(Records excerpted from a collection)
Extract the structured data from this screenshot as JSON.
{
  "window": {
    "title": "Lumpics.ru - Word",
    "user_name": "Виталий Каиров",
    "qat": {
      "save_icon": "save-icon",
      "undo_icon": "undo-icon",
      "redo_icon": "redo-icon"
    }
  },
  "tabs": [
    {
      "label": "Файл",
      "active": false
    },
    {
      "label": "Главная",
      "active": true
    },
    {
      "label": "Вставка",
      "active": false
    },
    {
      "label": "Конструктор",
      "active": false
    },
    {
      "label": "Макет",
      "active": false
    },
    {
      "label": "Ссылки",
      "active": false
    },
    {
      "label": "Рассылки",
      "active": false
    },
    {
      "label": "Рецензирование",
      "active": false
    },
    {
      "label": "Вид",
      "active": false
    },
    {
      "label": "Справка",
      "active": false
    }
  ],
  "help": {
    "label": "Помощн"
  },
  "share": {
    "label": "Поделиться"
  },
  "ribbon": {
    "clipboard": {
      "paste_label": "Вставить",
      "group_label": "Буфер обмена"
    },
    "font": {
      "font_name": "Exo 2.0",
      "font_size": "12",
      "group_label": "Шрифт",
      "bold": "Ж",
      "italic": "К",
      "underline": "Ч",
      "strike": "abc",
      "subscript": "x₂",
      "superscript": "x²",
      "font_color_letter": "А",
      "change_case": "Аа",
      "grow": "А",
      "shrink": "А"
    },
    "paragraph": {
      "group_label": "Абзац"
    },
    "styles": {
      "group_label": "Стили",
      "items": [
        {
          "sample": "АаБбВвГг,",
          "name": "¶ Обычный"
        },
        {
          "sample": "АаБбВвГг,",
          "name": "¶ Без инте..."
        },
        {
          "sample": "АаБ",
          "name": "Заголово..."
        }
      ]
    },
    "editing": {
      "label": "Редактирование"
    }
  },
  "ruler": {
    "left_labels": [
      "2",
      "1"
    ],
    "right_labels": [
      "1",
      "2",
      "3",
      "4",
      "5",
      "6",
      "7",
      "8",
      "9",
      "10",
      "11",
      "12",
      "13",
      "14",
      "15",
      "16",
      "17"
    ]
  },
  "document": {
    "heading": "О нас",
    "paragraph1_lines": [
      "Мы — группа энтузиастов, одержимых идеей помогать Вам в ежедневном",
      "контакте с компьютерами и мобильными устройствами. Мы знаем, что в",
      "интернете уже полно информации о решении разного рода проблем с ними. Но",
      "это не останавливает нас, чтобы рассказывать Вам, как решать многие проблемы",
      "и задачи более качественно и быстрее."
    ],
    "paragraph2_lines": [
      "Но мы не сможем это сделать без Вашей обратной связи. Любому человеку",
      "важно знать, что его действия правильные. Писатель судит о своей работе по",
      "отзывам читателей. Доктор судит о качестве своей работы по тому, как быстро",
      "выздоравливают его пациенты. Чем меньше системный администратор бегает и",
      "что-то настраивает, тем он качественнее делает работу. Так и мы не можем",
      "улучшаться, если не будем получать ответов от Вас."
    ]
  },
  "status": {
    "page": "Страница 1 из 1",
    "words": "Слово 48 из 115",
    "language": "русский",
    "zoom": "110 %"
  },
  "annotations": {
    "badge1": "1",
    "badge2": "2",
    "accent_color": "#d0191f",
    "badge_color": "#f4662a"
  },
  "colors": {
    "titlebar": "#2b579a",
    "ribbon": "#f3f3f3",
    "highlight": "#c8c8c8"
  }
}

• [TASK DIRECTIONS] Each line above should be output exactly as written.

• [PROBLEM SOLUTION]
Extract the structured data from this screenshot as JSON.
{
  "window": {
    "title": "Lumpics.ru - Word",
    "user_name": "Виталий Каиров",
    "qat": {
      "save_icon": "save-icon",
      "undo_icon": "undo-icon",
      "redo_icon": "redo-icon"
    }
  },
  "tabs": [
    {
      "label": "Файл",
      "active": false
    },
    {
      "label": "Главная",
      "active": true
    },
    {
      "label": "Вставка",
      "active": false
    },
    {
      "label": "Конструктор",
      "active": false
    },
    {
      "label": "Макет",
      "active": false
    },
    {
      "label": "Ссылки",
      "active": false
    },
    {
      "label": "Рассылки",
      "active": false
    },
    {
      "label": "Рецензирование",
      "active": false
    },
    {
      "label": "Вид",
      "active": false
    },
    {
      "label": "Справка",
      "active": false
    }
  ],
  "help": {
    "label": "Помощн"
  },
  "share": {
    "label": "Поделиться"
  },
  "ribbon": {
    "clipboard": {
      "paste_label": "Вставить",
      "group_label": "Буфер обмена"
    },
    "font": {
      "font_name": "Exo 2.0",
      "font_size": "12",
      "group_label": "Шрифт",
      "bold": "Ж",
      "italic": "К",
      "underline": "Ч",
      "strike": "abc",
      "subscript": "x₂",
      "superscript": "x²",
      "font_color_letter": "А",
      "change_case": "Аа",
      "grow": "А",
      "shrink": "А"
    },
    "paragraph": {
      "group_label": "Абзац"
    },
    "styles": {
      "group_label": "Стили",
      "items": [
        {
          "sample": "АаБбВвГг,",
          "name": "¶ Обычный"
        },
        {
          "sample": "АаБбВвГг,",
          "name": "¶ Без инте..."
        },
        {
          "sample": "АаБ",
          "name": "Заголово..."
        }
      ]
    },
    "editing": {
      "label": "Редактирование"
    }
  },
  "ruler": {
    "left_labels": [
      "2",
      "1"
    ],
    "right_labels": [
      "1",
      "2",
      "3",
      "4",
      "5",
      "6",
      "7",
      "8",
      "9",
      "10",
      "11",
      "12",
      "13",
      "14",
      "15",
      "16",
      "17"
    ]
  },
  "document": {
    "heading": "О нас",
    "paragraph1_lines": [
      "Мы — группа энтузиастов, одержимых идеей помогать Вам в ежедневном",
      "контакте с компьютерами и мобильными устройствами. Мы знаем, что в",
      "интернете уже полно информации о решении разного рода проблем с ними. Но",
      "это не останавливает нас, чтобы рассказывать Вам, как решать многие проблемы",
      "и задачи более качественно и быстрее."
    ],
    "paragraph2_lines": [
      "Но мы не сможем это сделать без Вашей обратной связи. Любому человеку",
      "важно знать, что его действия правильные. Писатель судит о своей работе по",
      "отзывам читателей. Доктор судит о качестве своей работы по тому, как быстро",
      "выздоравливают его пациенты. Чем меньше системный администратор бегает и",
      "что-то настраивает, тем он качественнее делает работу. Так и мы не можем",
      "улучшаться, если не будем получать ответов от Вас."
    ]
  },
  "status": {
    "page": "Страница 1 из 1",
    "words": "Слово 48 из 115",
    "language": "русский",
    "zoom": "110 %"
  },
  "annotations": {
    "badge1": "1",
    "badge2": "2",
    "accent_color": "#d0191f",
    "badge_color": "#f4662a"
  },
  "colors": {
    "titlebar": "#2b579a",
    "ribbon": "#f3f3f3",
    "highlight": "#c8c8c8"
  }
}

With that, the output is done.